The United States Centers for Disease Control and Prevention (CDC) has issued a report based on data from 4000 hospitalizations, which concludes that one in seven infections in acute care hospitals are caused by antibiotic resistant hospital infections.According to the findings, one in seven infections in acute care hospitals, related to catheters and surgeries, are caused by antibiotic-resistant bacteria. Many of the urgent serious antibiotic-resistant bacteria threaten patients while being treated in hospitals for other conditions. Of the 15 urgent serious antibiotic-resistant infections, seven are predominantly acquired in a healthcare setting.
The report highlights the major medical dilemma that antibiotic-resistant bacteria can make infections impossible treat. Antibiotic resistant infections increase patient deaths. In the United States, approximately 2 million persons become ill each year with antibiotic-resistant infections and approximately 23,000 die. The CDC compiled data in 2014 from the National Healthcare Safety Network; taking data on specific infections from 4,000, short-term acute care hospitals, 501 long-term acute care hospitals and 1,135 inpatient rehabilitation facilities in all 50 states.Researchers found the likelihood of a patient becoming infected by any of the six most common bacteria was 12% for in-patient rehabilitation facilities, and 29% for long term acute care hospitals.
More than half of hospitalized patients are receiving antibiotic treatment on any given day, and one-quarter of that population has a hospital acquired infection, making them more likely to contract illnesses which are resistant to common antibiotic treatment.
Health experts say there is an urgent need to engage new methods of reducing the spread of these superbugs, including finding new ways of treating infections without the use of antibiotics. The National Institute of Allergy and Infectious Diseases (NIAID) recently awarded $5 million to fund research focused on bacterial infection treatments that do not involve the use of antibiotics.. –
The new report did reveal hospitals reduced the incidence of central-line associated bloodstream superbug infections in short-term acute care hospitals by 50% and nine percent in long-term care hospitals.
Surgical-site infections were reduced by 17% in short term acute care hospitals.
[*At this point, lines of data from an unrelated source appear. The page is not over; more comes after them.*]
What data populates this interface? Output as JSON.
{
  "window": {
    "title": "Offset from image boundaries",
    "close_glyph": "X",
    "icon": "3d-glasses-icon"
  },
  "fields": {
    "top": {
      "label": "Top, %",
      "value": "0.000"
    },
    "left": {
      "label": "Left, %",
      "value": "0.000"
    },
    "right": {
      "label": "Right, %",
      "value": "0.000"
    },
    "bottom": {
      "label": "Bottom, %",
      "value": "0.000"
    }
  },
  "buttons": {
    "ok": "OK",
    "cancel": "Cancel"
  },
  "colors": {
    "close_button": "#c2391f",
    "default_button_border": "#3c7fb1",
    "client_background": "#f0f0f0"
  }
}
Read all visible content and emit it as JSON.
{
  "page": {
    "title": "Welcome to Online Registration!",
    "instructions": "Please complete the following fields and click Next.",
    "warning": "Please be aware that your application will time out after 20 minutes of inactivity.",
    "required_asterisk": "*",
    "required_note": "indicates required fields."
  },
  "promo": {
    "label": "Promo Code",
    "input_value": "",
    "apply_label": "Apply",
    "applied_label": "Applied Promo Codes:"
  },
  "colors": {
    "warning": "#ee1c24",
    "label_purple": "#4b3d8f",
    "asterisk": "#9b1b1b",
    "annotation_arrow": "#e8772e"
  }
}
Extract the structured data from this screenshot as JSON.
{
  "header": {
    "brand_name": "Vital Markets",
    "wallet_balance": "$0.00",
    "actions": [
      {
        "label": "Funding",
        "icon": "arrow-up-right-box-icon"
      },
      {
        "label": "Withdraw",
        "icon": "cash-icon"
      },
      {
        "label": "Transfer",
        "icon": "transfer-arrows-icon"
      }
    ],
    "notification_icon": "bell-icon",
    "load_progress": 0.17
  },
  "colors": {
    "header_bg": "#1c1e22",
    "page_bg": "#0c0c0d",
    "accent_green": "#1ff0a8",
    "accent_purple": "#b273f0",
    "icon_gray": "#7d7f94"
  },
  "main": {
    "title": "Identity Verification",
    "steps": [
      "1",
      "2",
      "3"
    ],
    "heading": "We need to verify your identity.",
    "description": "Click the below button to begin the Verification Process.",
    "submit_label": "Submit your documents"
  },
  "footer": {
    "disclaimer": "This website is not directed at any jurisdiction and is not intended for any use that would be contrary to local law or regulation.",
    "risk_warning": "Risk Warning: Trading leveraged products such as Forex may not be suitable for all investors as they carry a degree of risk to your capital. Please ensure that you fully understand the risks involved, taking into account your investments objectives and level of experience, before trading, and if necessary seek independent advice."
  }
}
Catheter-associated urinary tract infections reduced by 11 percent in long term care centers, 14 percent at inpatient rehabilitation centers; however short term care hospitals saw no reduction in those infections.
Jeffrey Newman represents whistleblowers